Those Australians that think China has ‘stolen’ their jobs …. are just stupid, stupid in the way that they are ignorant about understanding the underlying problems.
Some Americans think that too… and they are also stupid.
The truth is companies move those jobs overseas because the labour in China is cheaper.
It is the Australian and America companies that are taking jobs away from Australians and Americans, not the Chinese which happens to be the country where those jobs end up.

Fox:  The truth is that so many Chinese move to western countries like the US and Australia
They work harder than the native people of the country. (native being nationals of the country)

Me: Yes, this is true, but that shouldn’t necessarily be celebrated

Australia is a life loving country.
Work is necessary to enjoy life, but it’s not everything.
And this is engrained in the Australian culture.

So whilst it is respected to be good at your job, and to work hard, …. not having a life, and not spending time with your family, or relaxing and travelling enough, and exploring things outside work… is not really respected.

As I say, different culture.

Also, the government support systems in China and Australia are different.
In Australia… the citizens ARE supported, if you lose your job, you’re not going to die.
If you have nothing… the government and system will look after you and help you get back to where you should be.

In China… not so much the case.
So people are forced to ensure that work, and making money is the 1st priority.

Fox:  Yep, China has 7 times population than Australia
So it’s a different situation

Me: Plus, … all immigration policies have to be thought out very well… so as to ensure the values of the country can remain intact, and that people coming in can actually integrate properly.
Any time there is tension… it’s generally an indication that the immigration policies are not 100% correct

Fox: Plus, in China one of the things… is that most of money is only in the hands of a few people.

Me: I think unfortunately that’s the case in many countries. But Australia makes it more difficult for that to happen because the government …for the most part (not always) really cares about the people its serving.   [or at least care more than other countries’ governments]
In addition, government members can’t stay in power or be recycled to positions of power forever.

Fox:  I think in Australia, people are always feel happy and are relaxed even if they don’t have so much money.

Me: Yes, I think that’s true

Fox: In Australia, they don’t want to buy a BMW or Mercedes or a huge house.

Me: But I think that has a lot to do with the weather and temperature too.
The values, the priorities are different for sure.

Fox:  Just live with family and talk with friends is enough

Me: Yes, that as well as simply wanting a comfortable life and to be financially secure.

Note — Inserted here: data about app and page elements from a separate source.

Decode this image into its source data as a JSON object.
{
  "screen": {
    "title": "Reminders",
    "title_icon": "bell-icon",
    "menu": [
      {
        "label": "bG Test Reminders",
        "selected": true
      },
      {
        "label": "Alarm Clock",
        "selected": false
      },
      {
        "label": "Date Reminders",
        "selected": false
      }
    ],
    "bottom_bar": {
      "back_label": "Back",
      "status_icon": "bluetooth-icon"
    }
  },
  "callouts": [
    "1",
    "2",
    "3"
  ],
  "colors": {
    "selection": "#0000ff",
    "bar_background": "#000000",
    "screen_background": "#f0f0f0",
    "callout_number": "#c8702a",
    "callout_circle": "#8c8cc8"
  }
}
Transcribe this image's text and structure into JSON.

There’s actually a Wikipedia article on Australian culture that is surprisingly correct

Fox:  I wish one day in the future I could live like this.

Me: There’s a culture of being humble 谦虚as well.

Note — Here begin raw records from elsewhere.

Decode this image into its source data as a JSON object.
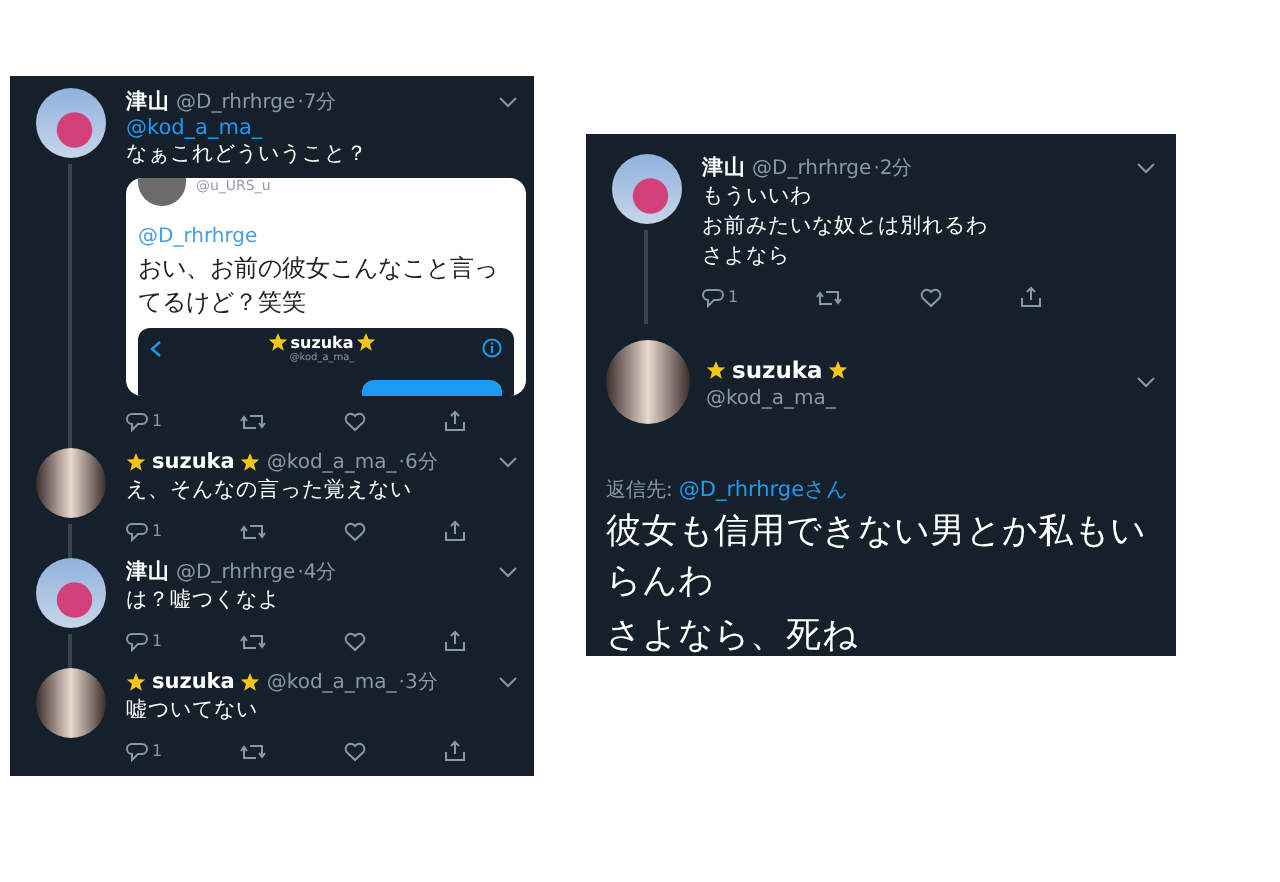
{
  "left_thread": {
    "tweets": [
      {
        "kind": "landscape",
        "name": "津山",
        "star_badges": false,
        "handle": "@D_rhrhrge",
        "time": "·7分",
        "mention": "@kod_a_ma_",
        "text": [
          "なぁこれどういうこと？"
        ],
        "reply_count": "1",
        "thread_below": true,
        "quote": {
          "handle": "@u_URS_u",
          "mention": "@D_rhrhrge",
          "text": "おい、お前の彼女こんなこと言ってるけど？笑笑",
          "embedded": {
            "name": "suzuka",
            "handle": "@kod_a_ma_"
          }
        }
      },
      {
        "kind": "portrait",
        "name": "suzuka",
        "star_badges": true,
        "handle": "@kod_a_ma_",
        "time": "·6分",
        "text": [
          "え、そんなの言った覚えない"
        ],
        "reply_count": "1",
        "thread_below": true
      },
      {
        "kind": "landscape",
        "name": "津山",
        "star_badges": false,
        "handle": "@D_rhrhrge",
        "time": "·4分",
        "text": [
          "は？嘘つくなよ"
        ],
        "reply_count": "1",
        "thread_below": true
      },
      {
        "kind": "portrait",
        "name": "suzuka",
        "star_badges": true,
        "handle": "@kod_a_ma_",
        "time": "·3分",
        "text": [
          "嘘ついてない"
        ],
        "reply_count": "1",
        "thread_below": false
      }
    ]
  },
  "right_thread": {
    "tweets": [
      {
        "kind": "landscape",
        "name": "津山",
        "star_badges": false,
        "handle": "@D_rhrhrge",
        "time": "·2分",
        "text": [
          "もういいわ",
          "お前みたいな奴とは別れるわ",
          "さよなら"
        ],
        "reply_count": "1",
        "thread_below": true
      }
    ],
    "focused": {
      "kind": "portrait",
      "name": "suzuka",
      "star_badges": true,
      "handle": "@kod_a_ma_",
      "reply_to_label": "返信先:",
      "reply_to": "@D_rhrhrgeさん",
      "text": [
        "彼女も信用できない男とか私もいらんわ",
        "さよなら、死ね"
      ]
    }
  }
}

Which used to exist in China… but for modern Chinese culture… it doesn’t seem to be the case anymore.

I think this is the most important part
I think that would be an interesting question for down at the pub or something, or for any Aussie person willing to talk to you about this.  ‘What do you think the Australian cultural values are?’

Fox:  By the way, the Aussie burger at Hungry Jacks (Australian Burger King) is awesome!
It’s better than angry whopper.

Me: I’m really glad you’re enjoying your experience in Australia.

Fox: It’s really a good country for ‘life’.

Although, I don’t think I should talk with you about this, …maybe I will not be allowed entrance next time I try to come here

Me: hhaha what do you mean?
You think the Australian government is watching you? (monitoring you) 监看?

Fox: The border police will check my phone and think I will stay here and won’t go back to China again.  [making fun of the fact that you always assume the government is monitoring you in China]

Me: hahhahaha
I doubt that is the case

Again, here is the rest of the answers.  And to be honest I think most of them are fair.